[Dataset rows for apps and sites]
::::::::::
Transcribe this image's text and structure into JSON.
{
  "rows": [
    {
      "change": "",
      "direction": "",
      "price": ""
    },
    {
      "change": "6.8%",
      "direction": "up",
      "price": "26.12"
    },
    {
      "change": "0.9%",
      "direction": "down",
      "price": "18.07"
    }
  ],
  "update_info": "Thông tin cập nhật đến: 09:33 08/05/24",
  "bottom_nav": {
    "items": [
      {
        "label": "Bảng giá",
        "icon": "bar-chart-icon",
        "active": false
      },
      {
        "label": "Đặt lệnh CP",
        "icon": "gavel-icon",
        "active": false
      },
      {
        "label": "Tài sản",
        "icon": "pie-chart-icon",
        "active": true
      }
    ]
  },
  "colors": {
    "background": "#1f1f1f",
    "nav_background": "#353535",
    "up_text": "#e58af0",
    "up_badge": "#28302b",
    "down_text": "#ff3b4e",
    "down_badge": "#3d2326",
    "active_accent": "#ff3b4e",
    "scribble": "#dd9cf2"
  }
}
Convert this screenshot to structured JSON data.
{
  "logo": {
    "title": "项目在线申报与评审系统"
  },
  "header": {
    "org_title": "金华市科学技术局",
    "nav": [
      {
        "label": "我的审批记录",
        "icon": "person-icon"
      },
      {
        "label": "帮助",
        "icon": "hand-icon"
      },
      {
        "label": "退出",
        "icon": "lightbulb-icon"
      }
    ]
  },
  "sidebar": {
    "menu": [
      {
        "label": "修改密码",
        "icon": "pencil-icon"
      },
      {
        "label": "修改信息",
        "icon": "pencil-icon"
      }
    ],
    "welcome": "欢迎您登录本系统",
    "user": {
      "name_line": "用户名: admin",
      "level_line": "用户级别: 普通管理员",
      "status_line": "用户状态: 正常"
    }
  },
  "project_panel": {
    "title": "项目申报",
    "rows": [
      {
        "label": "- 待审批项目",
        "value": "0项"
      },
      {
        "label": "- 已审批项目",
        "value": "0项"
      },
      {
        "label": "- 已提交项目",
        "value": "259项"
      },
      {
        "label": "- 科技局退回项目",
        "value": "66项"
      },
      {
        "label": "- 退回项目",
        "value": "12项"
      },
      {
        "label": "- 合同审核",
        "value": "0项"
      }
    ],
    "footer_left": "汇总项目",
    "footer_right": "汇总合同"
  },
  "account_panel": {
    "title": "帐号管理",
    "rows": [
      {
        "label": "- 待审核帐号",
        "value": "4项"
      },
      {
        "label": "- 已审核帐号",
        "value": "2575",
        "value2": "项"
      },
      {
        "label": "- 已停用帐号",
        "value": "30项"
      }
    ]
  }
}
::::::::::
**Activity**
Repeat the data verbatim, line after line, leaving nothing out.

**Answer box**
Transcribe this image's text and structure into JSON.
{
  "rows": [
    {
      "change": "",
      "direction": "",
      "price": ""
    },
    {
      "change": "6.8%",
      "direction": "up",
      "price": "26.12"
    },
    {
      "change": "0.9%",
      "direction": "down",
      "price": "18.07"
    }
  ],
  "update_info": "Thông tin cập nhật đến: 09:33 08/05/24",
  "bottom_nav": {
    "items": [
      {
        "label": "Bảng giá",
        "icon": "bar-chart-icon",
        "active": false
      },
      {
        "label": "Đặt lệnh CP",
        "icon": "gavel-icon",
        "active": false
      },
      {
        "label": "Tài sản",
        "icon": "pie-chart-icon",
        "active": true
      }
    ]
  },
  "colors": {
    "background": "#1f1f1f",
    "nav_background": "#353535",
    "up_text": "#e58af0",
    "up_badge": "#28302b",
    "down_text": "#ff3b4e",
    "down_badge": "#3d2326",
    "active_accent": "#ff3b4e",
    "scribble": "#dd9cf2"
  }
}
Convert this screenshot to structured JSON data.
{
  "logo": {
    "title": "项目在线申报与评审系统"
  },
  "header": {
    "org_title": "金华市科学技术局",
    "nav": [
      {
        "label": "我的审批记录",
        "icon": "person-icon"
      },
      {
        "label": "帮助",
        "icon": "hand-icon"
      },
      {
        "label": "退出",
        "icon": "lightbulb-icon"
      }
    ]
  },
  "sidebar": {
    "menu": [
      {
        "label": "修改密码",
        "icon": "pencil-icon"
      },
      {
        "label": "修改信息",
        "icon": "pencil-icon"
      }
    ],
    "welcome": "欢迎您登录本系统",
    "user": {
      "name_line": "用户名: admin",
      "level_line": "用户级别: 普通管理员",
      "status_line": "用户状态: 正常"
    }
  },
  "project_panel": {
    "title": "项目申报",
    "rows": [
      {
        "label": "- 待审批项目",
        "value": "0项"
      },
      {
        "label": "- 已审批项目",
        "value": "0项"
      },
      {
        "label": "- 已提交项目",
        "value": "259项"
      },
      {
        "label": "- 科技局退回项目",
        "value": "66项"
      },
      {
        "label": "- 退回项目",
        "value": "12项"
      },
      {
        "label": "- 合同审核",
        "value": "0项"
      }
    ],
    "footer_left": "汇总项目",
    "footer_right": "汇总合同"
  },
  "account_panel": {
    "title": "帐号管理",
    "rows": [
      {
        "label": "- 待审核帐号",
        "value": "4项"
      },
      {
        "label": "- 已审核帐号",
        "value": "2575",
        "value2": "项"
      },
      {
        "label": "- 已停用帐号",
        "value": "30项"
      }
    ]
  }
}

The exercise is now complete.